Brace yourselves — they’re coming.
For folks watching the Alaska Department of Fish and Game’s sonar estimates on the Kenai River, it’s been an exciting week. King salmon are entering the Kenai River in greater numbers than they over the past seven years, and managers are considering easing some of the fishing restrictions placed on the late run.
And folks keeping an eye sockeye numbers have seen a big pulse of fish already enter the river since Fish and Game started counting on July 1 — an estimated 136, 549 as of Wednesday, compared to 45,672 on the same date last year.
That’s great news here on the central Kenai Peninsula. A healthy return of salmon gives a boost to our local economy, and this one comes at a time when the oil industry is in a slump.
With the big return of salmon, however, will come a big influx of visitors to our area with their sights set on catching them. In particular, the Kenai River personal-use fishery opens Sunday, and undoubtedly, Alaskans from all over the state are loading up dipnets and coolers and headed our way.
Kenai city staff already have been busy preparing for dipnetters. Pay shacks, gates, Dumpsters and porta-potties are being put in place on the north and south beaches and at the city’s boat launch.
If you haven’t already, the rest of the central peninsula’s residents should make similar preparations — figuratively, at least, if not literally. Roads already are busy with a mix of summer traffic and construction; they’re about to get busier. So will stores, parking lots, and just about anywhere else that people think they might be able to catch a fish.
The crowds can be a little frustrating, especially for those of us who have been here long enough and look back with nostalgia to days when you could go down to the beach and all you had to wade into was the water, not an elbow-to-elbow crowd.
Those days are gone, but their are some benefits. Certainly, the thousands of visitors will need at least a few sundry items from local merchants.
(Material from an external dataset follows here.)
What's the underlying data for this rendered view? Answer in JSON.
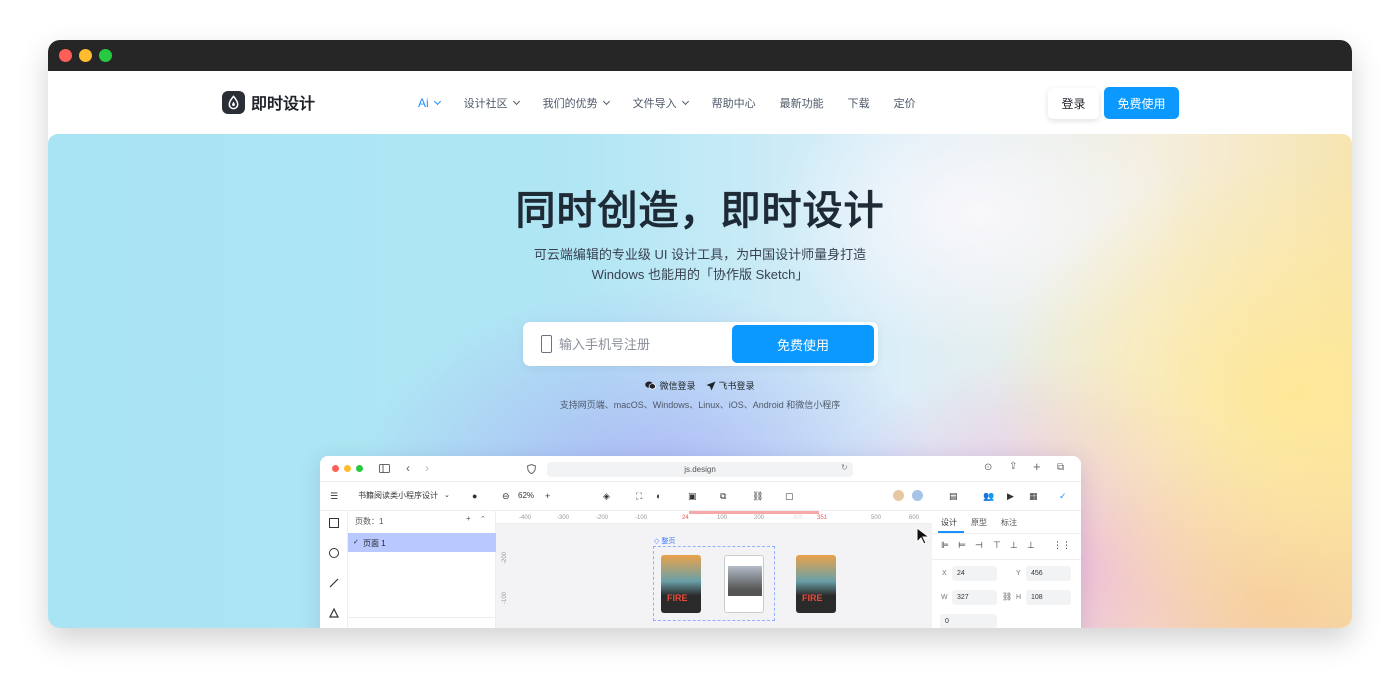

And while management of the beaches during the fishery is more or less a break-even venture, the city of Kenai is able to employ a seasonal workforce for the summer.
We hope those coming to Kenai for the fish remember that they are guests in our back yard, and treat the beaches and dunes with respect.
And for residents, we hope you can do your best to grin and bear it — and look forward to Aug. 1, when we’ll have the beach back to ourselves.